Construction of the Tupper Building began in July, 1965 and the official opening occurred on July 14, 1967. Honourable guests included the Queen Mother, Prime Minister Lester Pearson, and the 16th Earl of Dalhousie, who agreed to attend on the condition that he could go fishing with President Henry Hicks following the ceremony.
The Tupper Building was built on the site of the former Medical-Dentristry Library, a small brick building. Replacing the old library was the W.K. Kellogg Health Sciences Library, a 20,000 square foot space in the Tupper Building that housed thousands of volumes and generous study space. The Kellogg Library was named for the American entrepreneur who invented cornflakes, and who used his great wealth to fund many cultural and educational initiatives, including $420,000 to Dalhousie's Health Sciences Library.

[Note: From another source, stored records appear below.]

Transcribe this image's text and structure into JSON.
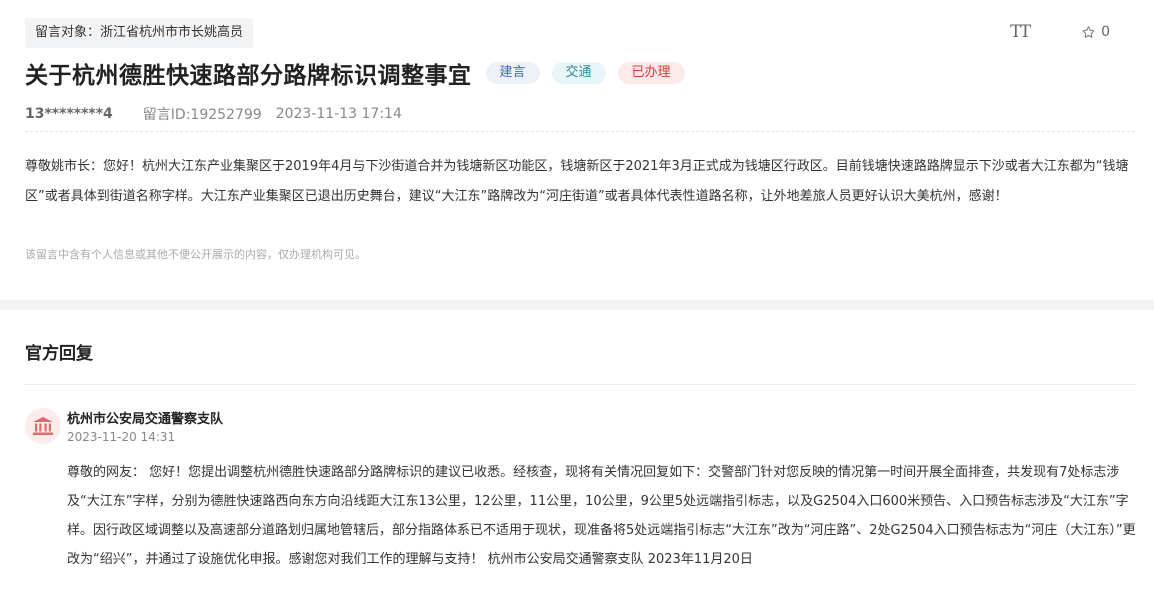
{
  "message": {
    "recipient": "留言对象：浙江省杭州市市长姚高员",
    "font_size_label": "TT",
    "favorite_count": "0",
    "title": "关于杭州德胜快速路部分路牌标识调整事宜",
    "tags": [
      {
        "label": "建言",
        "color": "#3a6fb6"
      },
      {
        "label": "交通",
        "color": "#2e8b9a"
      },
      {
        "label": "已办理",
        "color": "#d93a3a"
      }
    ],
    "user": "13********4",
    "message_id": "留言ID:19252799",
    "datetime": "2023-11-13 17:14",
    "content": "尊敬姚市长：您好！杭州大江东产业集聚区于2019年4月与下沙街道合并为钱塘新区功能区，钱塘新区于2021年3月正式成为钱塘区行政区。目前钱塘快速路路牌显示下沙或者大江东都为“钱塘区”或者具体到街道名称字样。大江东产业集聚区已退出历史舞台，建议“大江东”路牌改为“河庄街道”或者具体代表性道路名称，让外地差旅人员更好认识大美杭州，感谢！",
    "privacy_note": "该留言中含有个人信息或其他不便公开展示的内容，仅办理机构可见。"
  },
  "reply": {
    "section_title": "官方回复",
    "org_name": "杭州市公安局交通警察支队",
    "datetime": "2023-11-20 14:31",
    "content": "尊敬的网友： 您好！您提出调整杭州德胜快速路部分路牌标识的建议已收悉。经核查，现将有关情况回复如下：交警部门针对您反映的情况第一时间开展全面排查，共发现有7处标志涉及“大江东”字样，分别为德胜快速路西向东方向沿线距大江东13公里，12公里，11公里，10公里，9公里5处远端指引标志，以及G2504入口600米预告、入口预告标志涉及“大江东”字样。因行政区域调整以及高速部分道路划归属地管辖后，部分指路体系已不适用于现状，现准备将5处远端指引标志“大江东”改为“河庄路”、2处G2504入口预告标志为“河庄（大江东）”更改为“绍兴”，并通过了设施优化申报。感谢您对我们工作的理解与支持！ 杭州市公安局交通警察支队 2023年11月20日"
  },
  "icons": {
    "font_size": "font-size-icon",
    "star": "star-icon",
    "organization": "government-building-icon"
  }
}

J. Philip Dumaresq, also architect for the Dentistry Building, designed the Tupper Building. Dalhousie desired modifications to his plans, and these were made by the Montreal-based firm Affleck, Desbarats. Construction was contracted to Kenney Construction Company, Ltd. The Tupper Building is a fifteen-storey high-rise with a two-storey annex linking it to the Clinical Research Centre. It was Nova Scotia's largest centennial project and established an impressive new home for the Medical School that was symbolic of Nova Scotia's contribution to Medicare.
The Tupper Building was seen as a fit Centennial project because it is named after Sir Charles Tupper (1821-1915), one of the Fathers of Confederation. Tupper was Premier of Nova Scotia from 1864 to 1867, and founding President of the Canadian Medical Association. Along with Joseph Howe, he helped resuscitate Dalhousie in the 1860s and was on the university's Board of Governors until his death in 1915.
The Tupper Building brought together all the Medical departments from locations scattered across the campus. The building featured a medical lab, research and teaching space, the departments of Anatomy, Microanatomy, Biochemistry, and Pharmacology as well as research space for Pathology and Bacteriology. The annex had four lecture halls, seminar rooms and student facilities.
Renovations and repairs were carried out in the Tupper Building in 1999 when $10 million was spent upgrading the heating, ventilation and electrical systems. Smaller projects such as lab upgrades are regularly necessary, such as improvements on the fourth and sixth floors in 2005. In 2004 the newly created Stem-Cell Restoration Lab, part of the Brain Repair Centre, opened its doors